From the dead.

Is this honestly reality? Did a high-ranking government official genuinely suggest this? Even Tony Abbott opposed it, meaning I agree with him on something, which just makes the situation even more unreal if anything.

This is incidentally the same Joe Hockey who opposed any student fees, back when he was, y’know, a student. I don’t think I’ve ever linked to a meme as way of a citation before, and yet here we are. (This one is my favourite.)
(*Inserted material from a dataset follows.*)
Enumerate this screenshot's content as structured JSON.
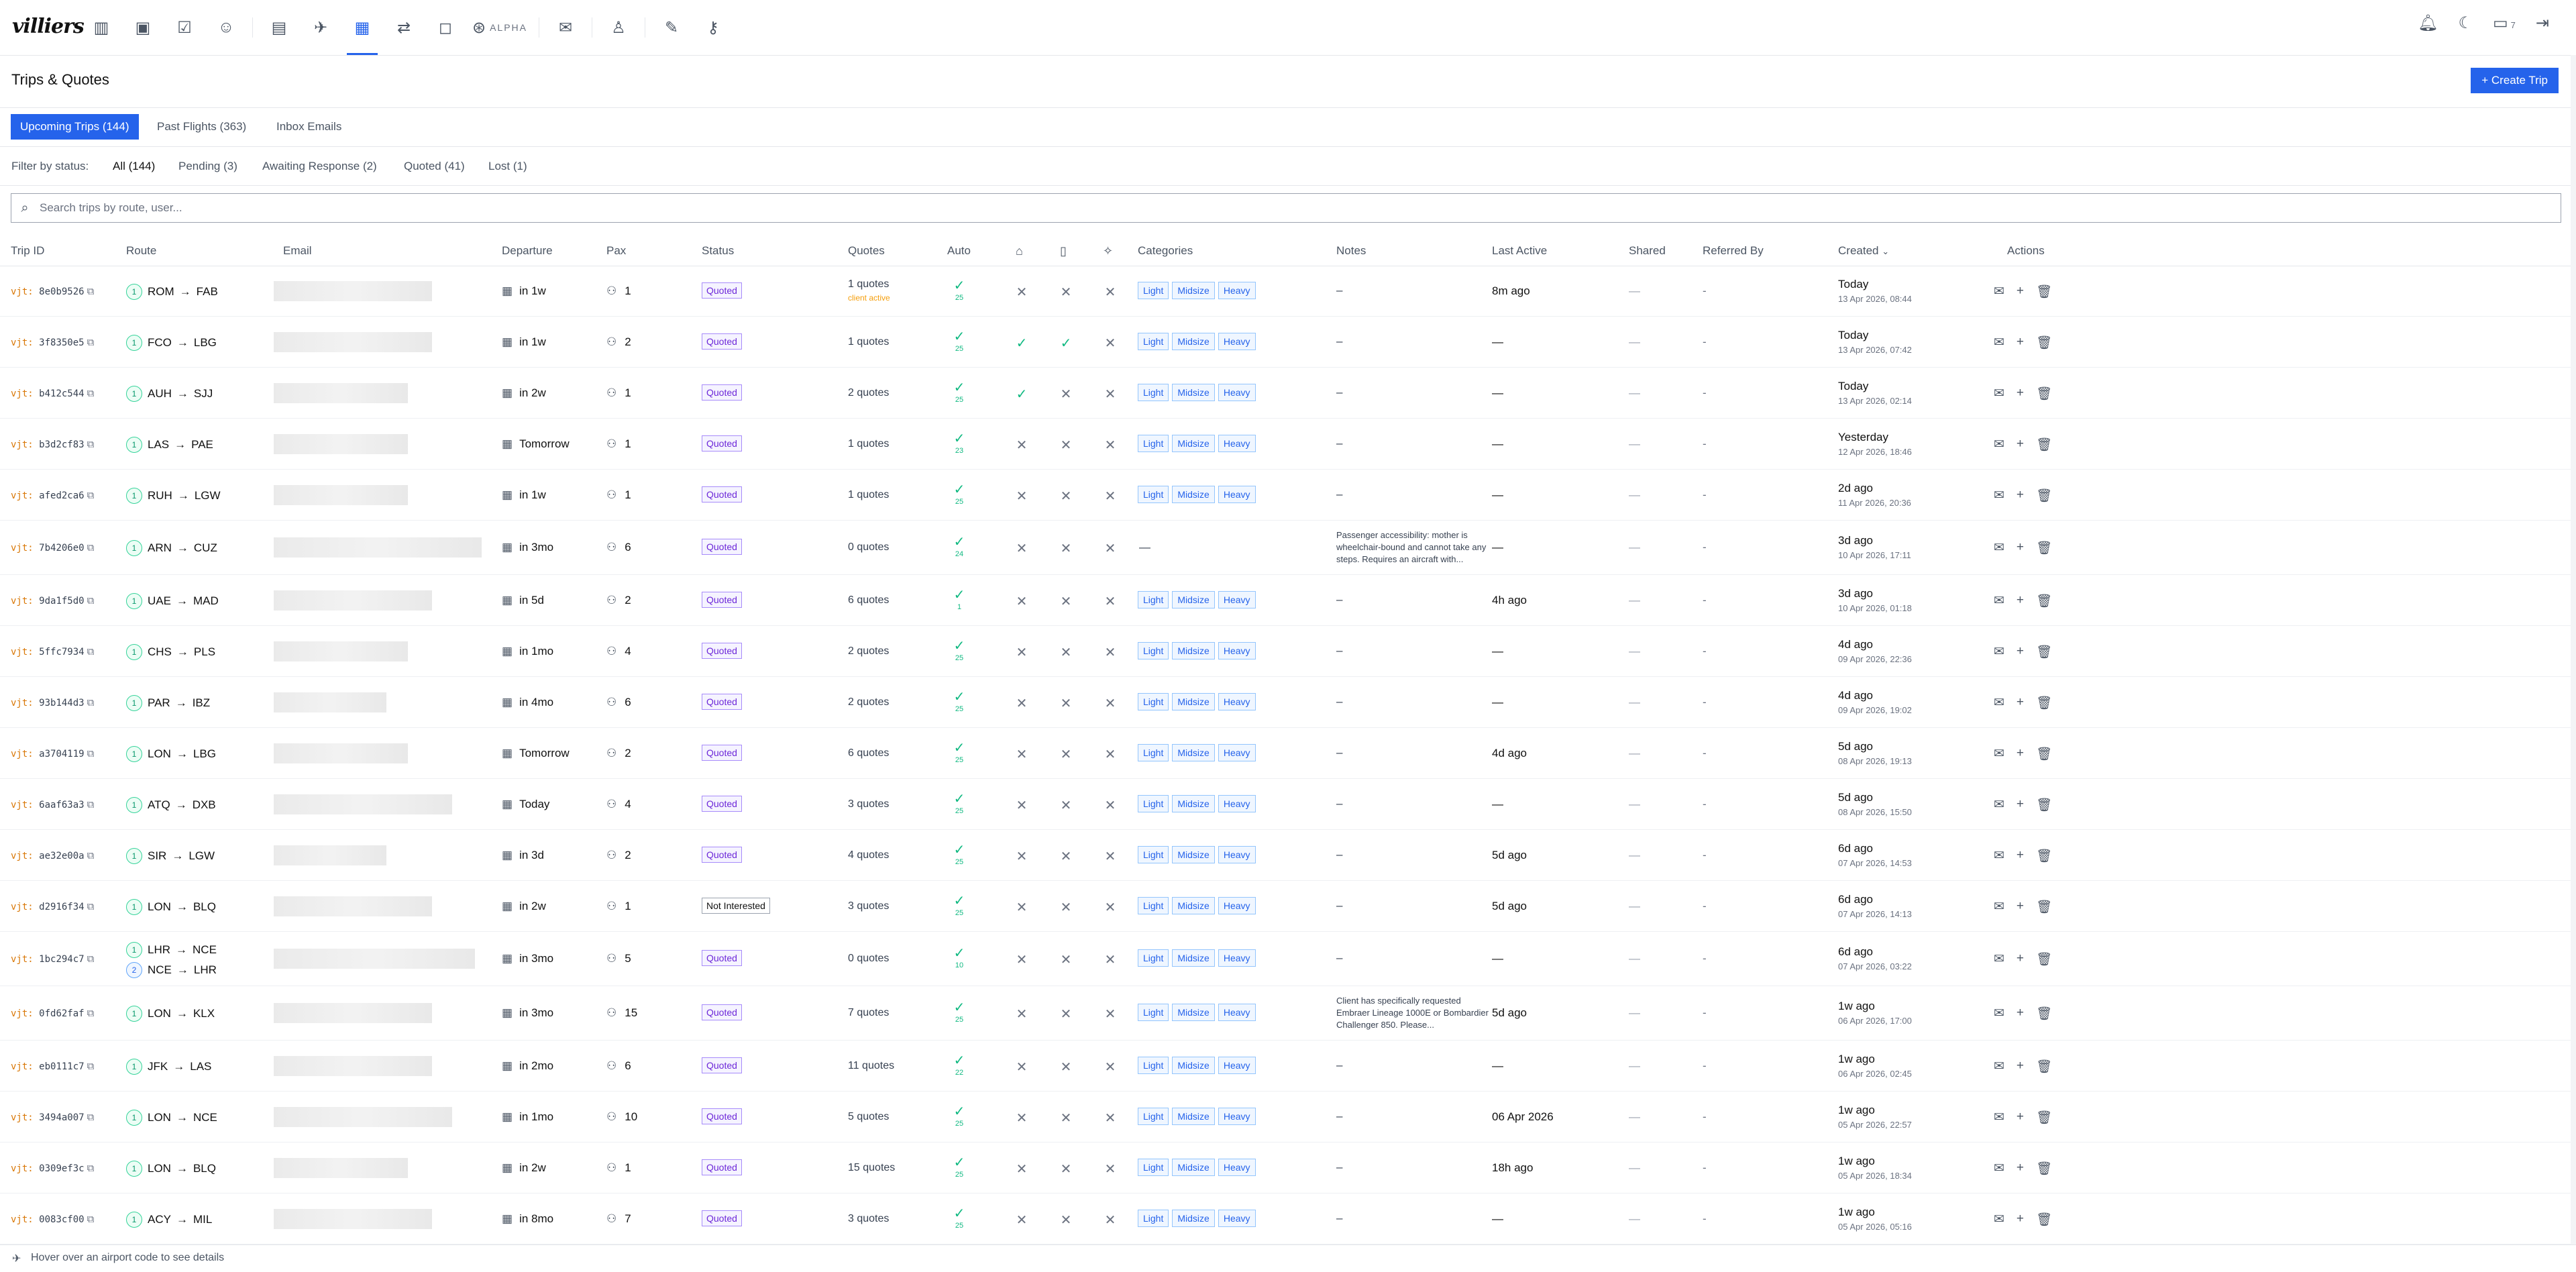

The problem with collecting university fees from the dead is that attending university is supposed to provide you with the means by which to later earn enough money to pay the fees back. If you never earned that much money before ceasing to live, then your education is assumed to have not done its job properly, so they stop hounding you for it. I don’t know if that’s written down anywhere, but it’s certainly the general understanding, at least according to the lawyers I’m friends with. It’s not like buying a house. My children can’t inherit my knowledge and training after I die.

(You could argue they inherit the boons and benefits that my education may deliver, and thus need to cover its costs – but the point is that if I died before being able to pay it back, we didn’t receive that many boons or benefits. Should they still have to pay it back anyway, in that case? By that logic, you might as well ask the children of billionaires to turn over the spoils of their parents’ fortunes. Good thing we don’t have any of those in Australia!)